And, will there be a big enough market for them? I know there can be a bias against “reproduction” carpets in the design industry — antiques are okay, and contemporary carpets are okay, but new carpets that mimic old designs can have a harder time.

Regardless, it’s all very fascinating to think about. I don’t know of any other company doing this so if it does take hold (in any of a number of ways) Andrews will be singular in his success. In the meantime, the art historical, anthropological and economic angles are plenty.

11/3/08 ADDENDUM: For more on this topic please check out Christopher Andrew’s extensive reply to this post, found in the comment section!

Picard Ledoux –

Oct 23, 2008 | 1 Comment

One of the fantastical spreads in the latest issue of The World of Interiors magazine includes a snippet of a Picard Ledoux textile. Ledoux is a new discovery for me and a new name for my growing list of textile designers. There’s not a lot about him online — actually all I have is that he was a French artist working in the 1940’s and 1950’s (at least) and also did some interior design work. And clearly he was a textile designer too. What I’ve seen of his work this evening is a trippy amalgamation of Art Deco and some strand of surrealism (?). The tapestry above is for sale from French antique dealer Thomas Brillet.

Jennifer Marsh –

Oct 21, 2008 | 1 Comment

Artist Jennifer Marsh founded the International Fiber Collaborative in 2007 with the hope of bringing more attention to our collective dependence on oil. With the submission of hundreds of individual panels from around the world she was able to cover this entire gas station (located in central New York) with fabric squares expressing a visual/written statement about oil. The installation was completed earlier this year, though I can only imagine its long since been taken down.
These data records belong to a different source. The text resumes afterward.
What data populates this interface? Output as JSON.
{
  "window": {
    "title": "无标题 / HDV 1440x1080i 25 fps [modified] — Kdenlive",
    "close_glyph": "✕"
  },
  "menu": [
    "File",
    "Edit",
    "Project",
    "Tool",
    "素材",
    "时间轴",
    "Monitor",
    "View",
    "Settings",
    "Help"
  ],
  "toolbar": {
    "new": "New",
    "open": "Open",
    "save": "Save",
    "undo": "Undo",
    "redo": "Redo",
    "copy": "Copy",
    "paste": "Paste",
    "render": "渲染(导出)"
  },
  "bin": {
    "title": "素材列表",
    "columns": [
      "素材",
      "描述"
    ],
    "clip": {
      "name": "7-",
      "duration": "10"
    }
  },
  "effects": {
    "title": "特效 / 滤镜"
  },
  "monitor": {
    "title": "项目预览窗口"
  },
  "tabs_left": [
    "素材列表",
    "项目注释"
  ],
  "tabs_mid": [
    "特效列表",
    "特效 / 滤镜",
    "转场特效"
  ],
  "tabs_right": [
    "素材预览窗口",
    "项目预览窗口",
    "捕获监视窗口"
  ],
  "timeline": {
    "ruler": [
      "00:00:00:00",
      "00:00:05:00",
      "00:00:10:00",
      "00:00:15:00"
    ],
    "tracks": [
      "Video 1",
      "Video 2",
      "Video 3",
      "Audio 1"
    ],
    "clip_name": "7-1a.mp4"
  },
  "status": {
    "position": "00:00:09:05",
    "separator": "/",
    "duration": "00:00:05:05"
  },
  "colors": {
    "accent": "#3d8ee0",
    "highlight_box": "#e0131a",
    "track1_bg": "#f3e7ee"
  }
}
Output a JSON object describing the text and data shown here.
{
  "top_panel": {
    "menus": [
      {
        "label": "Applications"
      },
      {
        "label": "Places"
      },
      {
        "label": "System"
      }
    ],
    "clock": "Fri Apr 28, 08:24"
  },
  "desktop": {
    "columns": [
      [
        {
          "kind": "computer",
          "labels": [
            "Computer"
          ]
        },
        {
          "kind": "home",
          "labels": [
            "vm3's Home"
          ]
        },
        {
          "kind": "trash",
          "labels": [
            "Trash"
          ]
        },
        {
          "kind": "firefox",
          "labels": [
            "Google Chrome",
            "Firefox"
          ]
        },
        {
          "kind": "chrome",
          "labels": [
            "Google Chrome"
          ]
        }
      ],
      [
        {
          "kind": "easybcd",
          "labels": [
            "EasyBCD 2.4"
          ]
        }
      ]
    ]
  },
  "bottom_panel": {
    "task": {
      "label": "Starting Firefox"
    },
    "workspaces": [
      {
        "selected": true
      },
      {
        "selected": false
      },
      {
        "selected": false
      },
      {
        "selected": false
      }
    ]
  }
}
Just the image of it is fantastic, but also the symbolism — the abandoned gas station becomes the frame upon which our collective desire to abandon gas is hung. Rather than being a dreary or self righteous statement, however, the installation’s color and humor gives the station new purpose as a place for the community to come together – rather than just passing through.

Romo Fabrics –

Oct 16, 2008 | 2 Comments

The British fabric company Romo has some great fabrics – easy to use and quite affordable (for upholstery weight). They have great solids as well as some lovely prints.

Marla Mallett –

Oct 9, 2008 | 1 Comment

I mentioned the website Marla Mallett back in March but it’s a site worth revisiting – so many beautiful textiles! The one above is a baby blanket from Guangxi China, 25″ x 26″. If I had an extra $385 to spend I’d frame it as a piece of art. Ah, a wall full of textiles, large and small — that’s the kind of art collection I’d love to develop some day (not that a few paintings mixed in would hurt).

French Garden House –

Oct 7, 2008 | Leave a Comment

French Garden House is a great source for French linens, including heavy grain sacks. I’ll try to scan the magazine photo that inspired my evening’s search for this type of thing soon — it should be around here somewhere. An old posting on the British website Parna also relates.